The contradiction however is that under the 2013 Constitution, Rear Admiral Bainimarama and his other ministers are excluded from the definition of “public officers” and they will be allowed to remain in office until election day.
During this period when some ministers will inevitably be campaigning (despite promises five years ago that no minister would stand for elections), they will also have the freedom to use taxpayers’ resources to assist local communities, including potential voters, who may then be predisposed to vote for these ministers.
Other candidates will clearly therefore be at a disadvantage, despite claims by the Electoral Commission that they will ensure a “level playing field” for all candidates.
Identifying supporters of
One of the principles of good governance at elections is that voters must be allowed to vote in secret, in the polling booth, without revealing who they are voting for.
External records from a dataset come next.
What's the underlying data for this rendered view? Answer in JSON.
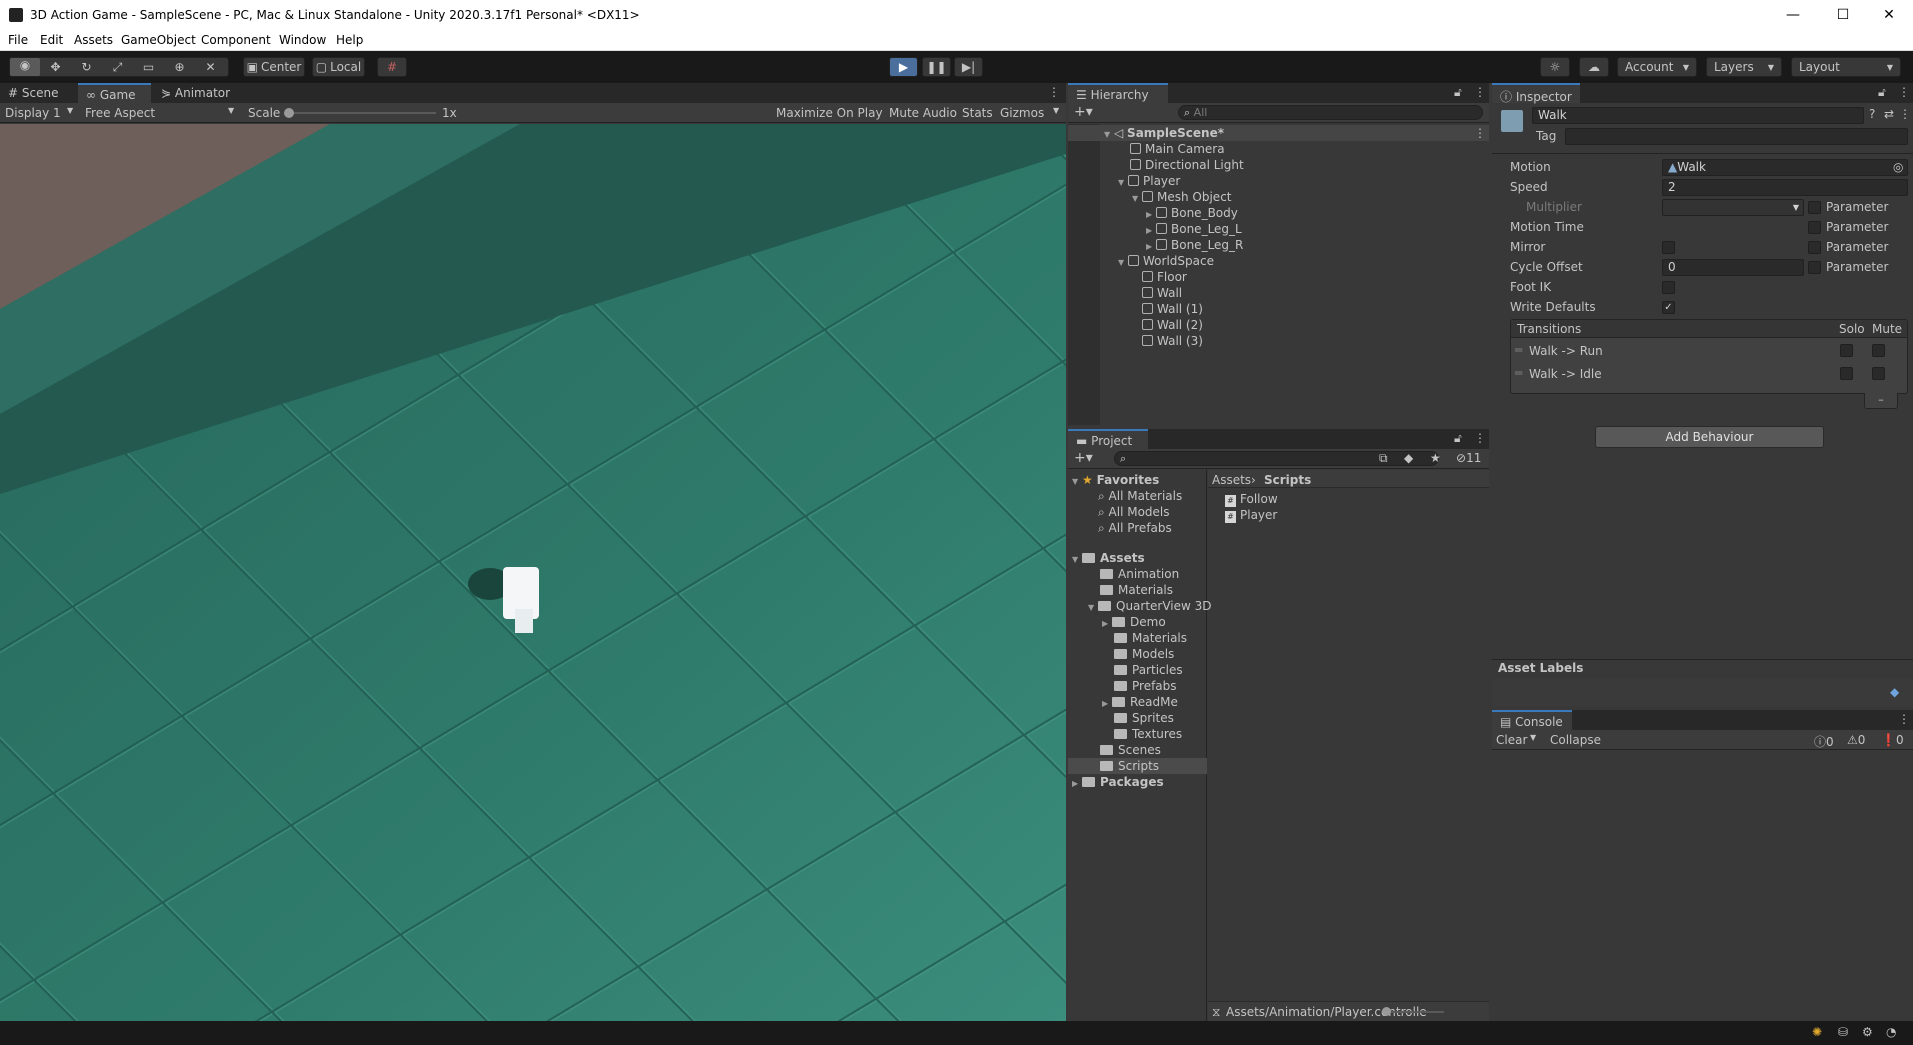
{
  "window": {
    "title": "3D Action Game - SampleScene - PC, Mac & Linux Standalone - Unity 2020.3.17f1 Personal* <DX11>",
    "minimize": "—",
    "maximize": "☐",
    "close": "✕"
  },
  "menu": [
    "File",
    "Edit",
    "Assets",
    "GameObject",
    "Component",
    "Window",
    "Help"
  ],
  "toolbar": {
    "pivot": "Center",
    "space": "Local",
    "account": "Account",
    "layers": "Layers",
    "layout": "Layout"
  },
  "game_view": {
    "tabs": [
      "Scene",
      "Game",
      "Animator"
    ],
    "display": "Display 1",
    "aspect": "Free Aspect",
    "scale_label": "Scale",
    "scale_value": "1x",
    "maximize_on_play": "Maximize On Play",
    "mute_audio": "Mute Audio",
    "stats": "Stats",
    "gizmos": "Gizmos"
  },
  "hierarchy": {
    "tab": "Hierarchy",
    "search_placeholder": "All",
    "scene": "SampleScene*",
    "items": [
      "Main Camera",
      "Directional Light",
      "Player",
      "Mesh Object",
      "Bone_Body",
      "Bone_Leg_L",
      "Bone_Leg_R",
      "WorldSpace",
      "Floor",
      "Wall",
      "Wall (1)",
      "Wall (2)",
      "Wall (3)"
    ]
  },
  "project": {
    "tab": "Project",
    "hidden_count": "11",
    "favorites_label": "Favorites",
    "favorites": [
      "All Materials",
      "All Models",
      "All Prefabs"
    ],
    "assets_label": "Assets",
    "assets_tree": [
      "Animation",
      "Materials",
      "QuarterView 3D",
      "Demo",
      "Materials",
      "Models",
      "Particles",
      "Prefabs",
      "ReadMe",
      "Sprites",
      "Textures",
      "Scenes",
      "Scripts"
    ],
    "packages_label": "Packages",
    "breadcrumb": [
      "Assets",
      "Scripts"
    ],
    "files": [
      "Follow",
      "Player"
    ],
    "status_path": "Assets/Animation/Player.controlle"
  },
  "inspector": {
    "tab": "Inspector",
    "name": "Walk",
    "tag_label": "Tag",
    "motion_label": "Motion",
    "motion_value": "Walk",
    "speed_label": "Speed",
    "speed_value": "2",
    "multiplier_label": "Multiplier",
    "parameter_label": "Parameter",
    "motion_time_label": "Motion Time",
    "mirror_label": "Mirror",
    "cycle_offset_label": "Cycle Offset",
    "cycle_offset_value": "0",
    "foot_ik_label": "Foot IK",
    "write_defaults_label": "Write Defaults",
    "transitions_label": "Transitions",
    "solo_label": "Solo",
    "mute_label": "Mute",
    "transitions": [
      "Walk -> Run",
      "Walk -> Idle"
    ],
    "remove_btn": "–",
    "add_behaviour": "Add Behaviour",
    "asset_labels": "Asset Labels"
  },
  "console": {
    "tab": "Console",
    "clear": "Clear",
    "collapse": "Collapse",
    "log_count": "0",
    "warn_count": "0",
    "error_count": "0"
  },
  "colors": {
    "accent": "#3a79bb",
    "floor": "#2e7b6b",
    "background": "#383838"
  }
}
Section 27 of the decree however states that the nomination of an independent candidate is not valid unless it is accompanied by the signatures of at least “1000 registered voters as supporters” and “the full names, residential addresses, occupation and voter numbers of the supporters”.
This surely creates the potential that “supporters” of individual independent candidates will be publicly identified, with their addresses.
This totally negates the principle of the “secrecy of the ballot box”.
Other political parties are thereby being given information to target known supporters of the Independents.
This is surely totally unfair to Independents, for whom this is yet another reason not to stand as an Independent. I will discuss this in my next article.
* The views expressed in this article are the views of the writer, not of The Fiji Times. They, views, are published to encourage political debate and discussion as Fiji prepares for elections.